Most prior research has not used assessments thought to measure meaningful learning, which refers to students' abilities to make inferences and exhibit deep understanding of concepts (14, 15).


[B]oth elaborative concept mapping and retrieval practice are active learning tasks, and our results make it clear that whether a task is considered "active" is not diagnostic of how much learning the task will produce.

The Critical Importance of Retrieval for Learning
Jeffrey D. Karpicke* and Janell R. Blunt
Sciencexpress Report / 20 January 2011 / Page 1 / 10.1126/science.1199327

Although I read the research that came out a couple of years ago on learning-via-testing, I hadn't absorbed the idea that testing is a form of studying.

Years ago, I learned the distinction between recall (remembering an actor's name, say) and recognition (recognizing an actor's name when you hear it). Recall is harder.

I thought the learning-testing effect was a simple matter of working on recall as opposed to recognition.

Looks like it's not. Remembering always means reconstructing.

news flash: There's no such thing as regurgitating facts.


Niels Henrik Abel said...

Stands to reason - an underutilized tool for study is some sort of self-quiz, whether it be flashcards, covering your notes and writing down / reciting what you know, reproducing a definition/theorem from memory, etc.

ChemProf said...

Yeah, I talk to my students about blank paper, as in redoing a problem from your homework without having your notes or book open. Students who really do that usually find the tests are a lot easier than they expected.

rocky said...

The teacher is the mother bird who predigests all the facts and regurgitates them into the mouths of her little nestlings.

Katharine Beals said...

Also supports the idea that it's more effective to learn grammar through the active reconstruction of sentences (a la GrammarTrainer) as opposed to the passive clicking on pictures (a la Rosetta Stone, etc.), if I may say so myself.

Ben Calvin said...

My 10-year old just got a B+ in math (his only non-A). We will be enrolling him in Kumon soon simply because he does not get enough exercices in his school.

Allison said...

Katharine, have I complained to you in a comment about Rosetta Stone before?

I tried to use their program to learn Polish many years ago. It taught me nothing, except that the word for "samolot" is either a word for boy, airplane, fork, or dog. :) (I actually do know the word must be Polish for airplane.)

Fascinating to me is that I can still recall the pictures, but only as 4-squares, all four at a time. So basically I never learned any semantic information at all.

Jen said...

I know it's nit-picky, but I really read the study as "retrieval practice" is valuable rather than

"testing" is a good way to learn. The latter is how it's usually getting spun in the press -- as though taking a test on something actually makes you learn it. I'm going to read it more closely again, but that's not the conclusion they came up with.

What I found really interesting was that the "retrieval practice" group thought they knew LESS and the concept mapping group was more sure of themselves.

Copying things that are right in front of you makes it seem like you know them, trying to remember things you don't have in front of you tells you how much you don't know. People who know what they don't know are much more likely to seek out and find those details when they reread or rehear the information.

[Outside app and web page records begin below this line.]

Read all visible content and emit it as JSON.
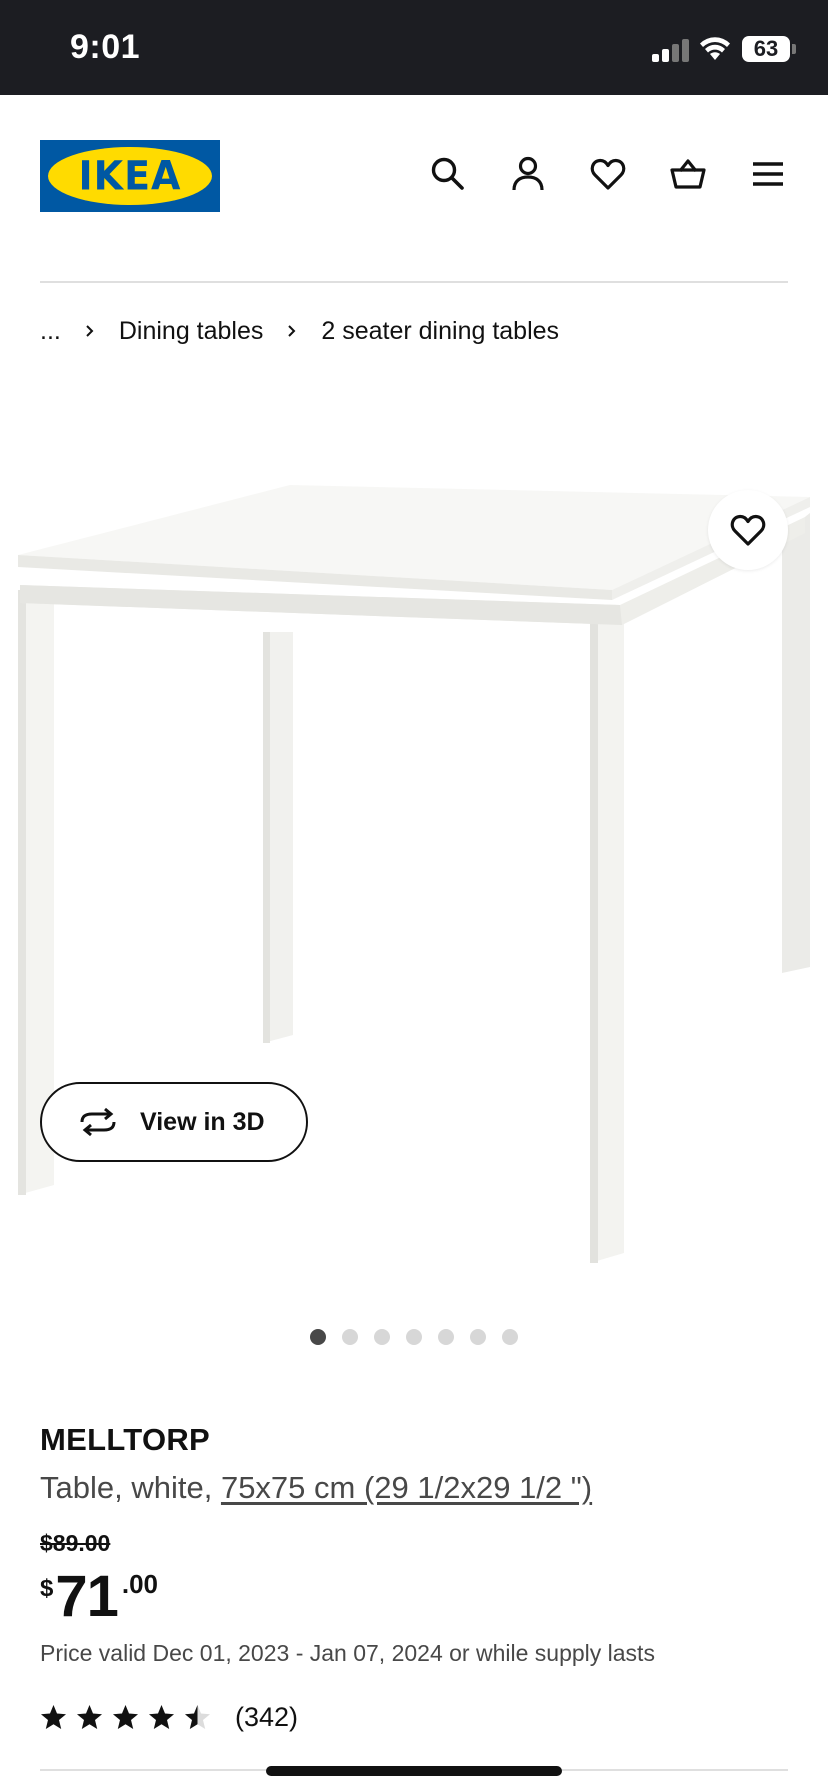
{
  "status_bar": {
    "time": "9:01",
    "battery": "63",
    "icons": [
      "cellular-signal-icon",
      "wifi-icon",
      "battery-icon"
    ]
  },
  "header": {
    "logo_text": "IKEA",
    "brand_colors": {
      "blue": "#0058a3",
      "yellow": "#ffdb00"
    },
    "icons": [
      "search-icon",
      "account-icon",
      "heart-icon",
      "shopping-bag-icon",
      "menu-icon"
    ]
  },
  "breadcrumb": {
    "items": [
      "...",
      "Dining tables",
      "2 seater dining tables"
    ],
    "separator_icon": "chevron-right-icon"
  },
  "gallery": {
    "view_3d_label": "View in 3D",
    "view_3d_icon": "rotate-3d-icon",
    "favorite_icon": "heart-icon",
    "image_count": 7,
    "active_index": 0
  },
  "product": {
    "name": "MELLTORP",
    "description": "Table, white,",
    "size": "75x75 cm (29 1/2x29 1/2 \")",
    "old_price": "$89.00",
    "price": {
      "currency": "$",
      "integer": "71",
      "decimal": ".00"
    },
    "price_valid": "Price valid Dec 01, 2023 - Jan 07, 2024 or while supply lasts",
    "rating": 4.5,
    "review_count": "(342)"
  }
}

Katharine Beals said...


I've heard exactly this about Rosetta Stone: what people remember most is the pictures--in sets of four, just as you say! At best, RS teaches vocabulary: since the correct pictures are almost always identifiable by key words, one has little occasion to develop morphosyntax skills--especially the more subtle stuff like the noun declensions of case-based languages like Polish.

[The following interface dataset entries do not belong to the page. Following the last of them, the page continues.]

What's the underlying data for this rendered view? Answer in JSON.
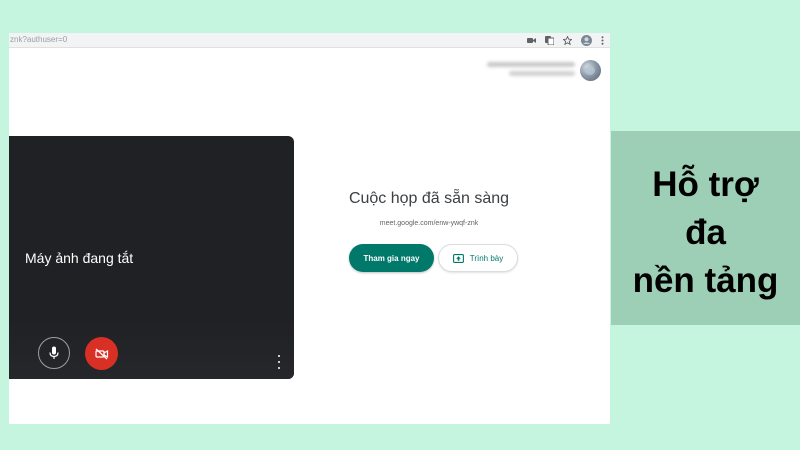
{
  "browser": {
    "url": "znk?authuser=0",
    "icons": [
      "camera-icon",
      "translate-icon",
      "star-icon",
      "profile-icon",
      "menu-icon"
    ]
  },
  "account": {
    "avatar": "user-avatar"
  },
  "preview": {
    "camera_off_text": "Máy ảnh đang tắt",
    "mic_icon": "microphone-icon",
    "camera_icon": "camera-off-icon",
    "more_icon": "more-vertical-icon"
  },
  "join": {
    "title": "Cuộc họp đã sẵn sàng",
    "meeting_link": "meet.google.com/enw-ywqf-znk",
    "join_label": "Tham gia ngay",
    "present_label": "Trình bày",
    "present_icon": "present-screen-icon"
  },
  "caption": {
    "lines": [
      "Hỗ trợ",
      "đa",
      "nền tảng"
    ]
  },
  "colors": {
    "page_background": "#c6f5df",
    "caption_background": "#9ccfb5",
    "join_button": "#00796b",
    "camera_off_button": "#d93025",
    "preview_background": "#202124"
  }
}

And yet, some people say they love Rosetta Stone--perhaps only because it makes language learning *look* so easy (and because circumstances haven't confronted them with how little they've actually learned in terms of productive grammar)?